■ **EXTRACTED ENTRIES**:
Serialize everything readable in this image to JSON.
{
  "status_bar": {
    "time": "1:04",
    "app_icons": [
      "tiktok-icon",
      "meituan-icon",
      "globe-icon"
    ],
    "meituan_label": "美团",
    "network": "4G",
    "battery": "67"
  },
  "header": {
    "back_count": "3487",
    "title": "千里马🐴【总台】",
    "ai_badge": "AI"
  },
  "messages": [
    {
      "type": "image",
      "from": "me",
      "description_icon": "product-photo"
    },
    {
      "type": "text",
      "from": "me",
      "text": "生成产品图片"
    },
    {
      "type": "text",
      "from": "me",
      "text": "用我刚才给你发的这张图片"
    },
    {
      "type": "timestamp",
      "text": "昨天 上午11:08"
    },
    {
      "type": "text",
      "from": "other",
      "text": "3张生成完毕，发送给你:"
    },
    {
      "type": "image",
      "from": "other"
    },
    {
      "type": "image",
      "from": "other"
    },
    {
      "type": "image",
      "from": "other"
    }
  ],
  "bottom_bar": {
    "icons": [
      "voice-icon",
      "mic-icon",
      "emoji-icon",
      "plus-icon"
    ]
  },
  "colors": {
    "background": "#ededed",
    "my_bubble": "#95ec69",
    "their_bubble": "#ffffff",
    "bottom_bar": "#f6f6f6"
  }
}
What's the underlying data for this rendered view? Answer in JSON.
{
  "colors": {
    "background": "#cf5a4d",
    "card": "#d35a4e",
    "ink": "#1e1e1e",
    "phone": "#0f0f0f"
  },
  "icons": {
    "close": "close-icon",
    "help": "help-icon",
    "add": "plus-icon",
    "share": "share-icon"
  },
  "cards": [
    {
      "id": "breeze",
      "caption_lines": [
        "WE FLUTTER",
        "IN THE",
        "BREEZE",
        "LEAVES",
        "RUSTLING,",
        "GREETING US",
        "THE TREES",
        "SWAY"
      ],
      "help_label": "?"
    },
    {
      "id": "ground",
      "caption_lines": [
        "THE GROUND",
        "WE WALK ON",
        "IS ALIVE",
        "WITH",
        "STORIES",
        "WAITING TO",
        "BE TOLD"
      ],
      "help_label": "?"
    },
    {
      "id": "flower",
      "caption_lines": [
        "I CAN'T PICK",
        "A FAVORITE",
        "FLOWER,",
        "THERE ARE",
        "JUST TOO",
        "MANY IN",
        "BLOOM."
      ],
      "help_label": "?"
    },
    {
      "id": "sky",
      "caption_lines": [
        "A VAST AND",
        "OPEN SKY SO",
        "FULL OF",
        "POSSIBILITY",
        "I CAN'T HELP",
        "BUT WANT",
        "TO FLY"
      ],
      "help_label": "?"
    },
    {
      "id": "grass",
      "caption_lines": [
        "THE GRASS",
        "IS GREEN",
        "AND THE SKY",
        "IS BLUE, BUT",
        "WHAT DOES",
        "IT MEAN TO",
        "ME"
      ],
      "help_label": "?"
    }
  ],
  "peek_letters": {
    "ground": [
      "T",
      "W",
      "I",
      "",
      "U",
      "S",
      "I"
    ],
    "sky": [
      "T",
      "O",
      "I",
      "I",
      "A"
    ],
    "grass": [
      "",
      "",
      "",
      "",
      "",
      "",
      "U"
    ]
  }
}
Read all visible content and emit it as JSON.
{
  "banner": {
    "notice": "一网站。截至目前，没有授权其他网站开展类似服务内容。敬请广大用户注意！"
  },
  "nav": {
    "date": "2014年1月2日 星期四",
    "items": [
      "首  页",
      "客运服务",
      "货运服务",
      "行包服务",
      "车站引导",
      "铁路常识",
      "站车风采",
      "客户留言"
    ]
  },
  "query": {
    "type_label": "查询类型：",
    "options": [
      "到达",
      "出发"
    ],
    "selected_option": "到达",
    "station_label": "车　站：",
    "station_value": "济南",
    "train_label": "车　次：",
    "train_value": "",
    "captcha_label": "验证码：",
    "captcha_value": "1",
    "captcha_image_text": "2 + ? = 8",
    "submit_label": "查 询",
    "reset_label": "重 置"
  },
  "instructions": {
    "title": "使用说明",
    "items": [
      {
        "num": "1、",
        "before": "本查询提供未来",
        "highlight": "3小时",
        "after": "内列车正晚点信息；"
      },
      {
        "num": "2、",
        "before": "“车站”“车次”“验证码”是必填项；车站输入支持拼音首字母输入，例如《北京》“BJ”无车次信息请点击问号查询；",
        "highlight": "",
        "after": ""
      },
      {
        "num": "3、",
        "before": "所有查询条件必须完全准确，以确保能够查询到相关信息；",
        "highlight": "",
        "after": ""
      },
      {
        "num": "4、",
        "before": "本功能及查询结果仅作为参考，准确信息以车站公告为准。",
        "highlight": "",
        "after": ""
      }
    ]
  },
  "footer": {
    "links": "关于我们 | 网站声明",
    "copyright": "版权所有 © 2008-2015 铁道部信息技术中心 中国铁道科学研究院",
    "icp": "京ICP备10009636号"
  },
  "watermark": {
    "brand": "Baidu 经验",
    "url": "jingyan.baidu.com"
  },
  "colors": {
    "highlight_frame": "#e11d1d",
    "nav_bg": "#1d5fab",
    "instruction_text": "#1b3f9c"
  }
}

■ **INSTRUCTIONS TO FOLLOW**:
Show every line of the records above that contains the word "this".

■ **TASK SOLUTION**:
Serialize everything readable in this image to JSON.
What's the underlying data for this rendered view? Answer in JSON.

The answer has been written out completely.